I can imagine a one or two character play based on Wolfman Jack's character from "American Graffitti": The all-night jock projecting absolute cool to teenage fans, but while the music plays he makes personal phone calls to deal with his uncool, middle-age life and perhaps offering advice to teens phoning in requests.

A favorite radio story: "The Shadow" was originally recorded before a live audience, but one season retreated to a closed studio. The actress playing the Shadow's "constant companion" Margo Lane was pregnant, and the producers were afraid audiences would think the Shadow was responsible. And/or dialogue would take on unintended meanings.

Svetlana said...

Hello! Do we comment here to get responses for next week?
I'd like to know what your thoughts are on MyNetwork TV and why it flopped so badly. I feel like with the rise of Over the Air retro channels like Cozi, Antenna TV, and Laff, there's certainly a market for it to get rebooted as a 24/7 old sitcom channel.
Thank you!

Buttermilk Sky said...

I assumed B.J.'s mustache was a little nod to Elliot Gould's mustache in the movie. Thanks for the correction.

Dave Creek said...

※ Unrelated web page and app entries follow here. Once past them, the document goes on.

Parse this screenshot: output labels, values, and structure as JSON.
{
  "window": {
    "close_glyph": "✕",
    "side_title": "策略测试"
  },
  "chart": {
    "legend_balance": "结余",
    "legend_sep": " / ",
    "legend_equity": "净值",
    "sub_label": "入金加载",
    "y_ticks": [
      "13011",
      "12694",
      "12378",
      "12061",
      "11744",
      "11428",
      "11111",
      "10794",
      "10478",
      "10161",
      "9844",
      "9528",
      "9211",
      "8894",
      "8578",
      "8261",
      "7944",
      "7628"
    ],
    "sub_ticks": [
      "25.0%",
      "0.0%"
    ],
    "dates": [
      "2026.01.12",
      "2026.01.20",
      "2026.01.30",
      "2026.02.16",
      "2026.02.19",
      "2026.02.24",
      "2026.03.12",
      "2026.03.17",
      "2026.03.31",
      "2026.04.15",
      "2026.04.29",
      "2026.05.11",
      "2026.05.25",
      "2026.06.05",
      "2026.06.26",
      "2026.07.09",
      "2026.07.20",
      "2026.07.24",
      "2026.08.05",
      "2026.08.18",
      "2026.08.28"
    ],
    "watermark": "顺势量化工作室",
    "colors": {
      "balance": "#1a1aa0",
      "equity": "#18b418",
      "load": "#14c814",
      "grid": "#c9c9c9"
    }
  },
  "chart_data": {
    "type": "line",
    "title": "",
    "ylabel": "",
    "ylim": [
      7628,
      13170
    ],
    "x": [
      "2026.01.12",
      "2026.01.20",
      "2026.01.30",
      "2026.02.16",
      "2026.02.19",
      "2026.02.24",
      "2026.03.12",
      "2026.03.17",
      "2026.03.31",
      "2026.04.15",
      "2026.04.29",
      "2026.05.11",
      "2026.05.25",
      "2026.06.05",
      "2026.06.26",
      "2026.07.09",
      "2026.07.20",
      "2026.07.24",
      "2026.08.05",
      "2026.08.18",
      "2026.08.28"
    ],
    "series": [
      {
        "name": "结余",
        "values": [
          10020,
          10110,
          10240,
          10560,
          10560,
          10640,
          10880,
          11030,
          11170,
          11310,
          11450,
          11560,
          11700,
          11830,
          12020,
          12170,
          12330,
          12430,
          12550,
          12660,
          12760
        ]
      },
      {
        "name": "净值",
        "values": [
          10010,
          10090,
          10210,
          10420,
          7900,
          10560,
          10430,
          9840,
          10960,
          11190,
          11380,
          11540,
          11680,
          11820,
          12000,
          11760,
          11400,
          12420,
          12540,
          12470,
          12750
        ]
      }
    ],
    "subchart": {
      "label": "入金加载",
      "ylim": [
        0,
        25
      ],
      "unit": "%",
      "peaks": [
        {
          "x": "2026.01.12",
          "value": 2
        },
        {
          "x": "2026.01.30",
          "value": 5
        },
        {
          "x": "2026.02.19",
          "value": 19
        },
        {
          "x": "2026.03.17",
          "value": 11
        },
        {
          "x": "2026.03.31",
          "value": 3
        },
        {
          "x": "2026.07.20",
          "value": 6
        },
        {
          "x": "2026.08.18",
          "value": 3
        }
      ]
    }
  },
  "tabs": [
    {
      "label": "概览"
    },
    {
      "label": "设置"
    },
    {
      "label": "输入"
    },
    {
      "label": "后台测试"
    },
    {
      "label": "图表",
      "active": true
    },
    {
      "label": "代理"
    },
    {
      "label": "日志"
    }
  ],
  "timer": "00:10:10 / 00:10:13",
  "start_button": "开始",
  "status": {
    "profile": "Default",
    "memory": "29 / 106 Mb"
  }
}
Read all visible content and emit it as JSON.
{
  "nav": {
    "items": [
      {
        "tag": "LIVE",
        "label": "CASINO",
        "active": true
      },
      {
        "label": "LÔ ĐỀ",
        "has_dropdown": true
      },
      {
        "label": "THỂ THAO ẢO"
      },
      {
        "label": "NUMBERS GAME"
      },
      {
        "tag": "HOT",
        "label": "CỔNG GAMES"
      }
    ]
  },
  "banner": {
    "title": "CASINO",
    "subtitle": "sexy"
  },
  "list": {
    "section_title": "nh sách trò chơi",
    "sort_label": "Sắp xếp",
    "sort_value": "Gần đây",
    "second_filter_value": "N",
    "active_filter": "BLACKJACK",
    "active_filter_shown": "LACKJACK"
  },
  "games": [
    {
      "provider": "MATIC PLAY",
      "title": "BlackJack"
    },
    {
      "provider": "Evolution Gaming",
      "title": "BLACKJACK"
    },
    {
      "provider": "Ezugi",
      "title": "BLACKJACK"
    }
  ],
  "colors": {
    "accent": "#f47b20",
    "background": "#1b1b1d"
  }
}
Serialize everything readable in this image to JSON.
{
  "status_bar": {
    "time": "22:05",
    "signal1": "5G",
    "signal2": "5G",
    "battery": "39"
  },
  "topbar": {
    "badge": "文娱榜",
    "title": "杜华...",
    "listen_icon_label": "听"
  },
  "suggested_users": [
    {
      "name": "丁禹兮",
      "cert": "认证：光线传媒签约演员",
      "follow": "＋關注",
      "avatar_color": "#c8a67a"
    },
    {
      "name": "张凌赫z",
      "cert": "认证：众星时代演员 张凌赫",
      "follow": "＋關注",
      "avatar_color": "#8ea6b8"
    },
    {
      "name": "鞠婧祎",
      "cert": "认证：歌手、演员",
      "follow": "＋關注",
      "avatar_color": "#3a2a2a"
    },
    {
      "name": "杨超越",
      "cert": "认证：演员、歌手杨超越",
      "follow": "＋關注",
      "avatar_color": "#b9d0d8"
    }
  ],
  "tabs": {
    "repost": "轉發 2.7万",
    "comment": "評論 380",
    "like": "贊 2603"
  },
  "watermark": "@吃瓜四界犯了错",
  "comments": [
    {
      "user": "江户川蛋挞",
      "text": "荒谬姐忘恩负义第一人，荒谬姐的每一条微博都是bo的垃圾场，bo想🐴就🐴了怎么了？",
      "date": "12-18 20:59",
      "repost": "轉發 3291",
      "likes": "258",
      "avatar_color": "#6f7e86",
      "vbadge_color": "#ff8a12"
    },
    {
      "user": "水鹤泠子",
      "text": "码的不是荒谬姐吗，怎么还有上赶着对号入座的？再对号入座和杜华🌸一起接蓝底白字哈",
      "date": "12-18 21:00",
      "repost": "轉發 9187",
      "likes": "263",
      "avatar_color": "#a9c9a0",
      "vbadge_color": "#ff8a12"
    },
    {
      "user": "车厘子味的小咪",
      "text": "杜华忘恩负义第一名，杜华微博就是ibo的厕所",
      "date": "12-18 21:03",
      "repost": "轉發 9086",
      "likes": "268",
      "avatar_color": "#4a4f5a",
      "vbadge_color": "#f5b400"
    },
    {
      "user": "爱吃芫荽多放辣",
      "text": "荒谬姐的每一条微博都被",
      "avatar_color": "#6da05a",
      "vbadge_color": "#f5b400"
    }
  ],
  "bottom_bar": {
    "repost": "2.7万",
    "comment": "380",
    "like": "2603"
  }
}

The instrument dropping in the episode where Henry Blake was killed is one of my favorite TV moments. As noted above, perfectly timed. I always assumed (rightly, as it turns out) that it was something that just happened and was kept in.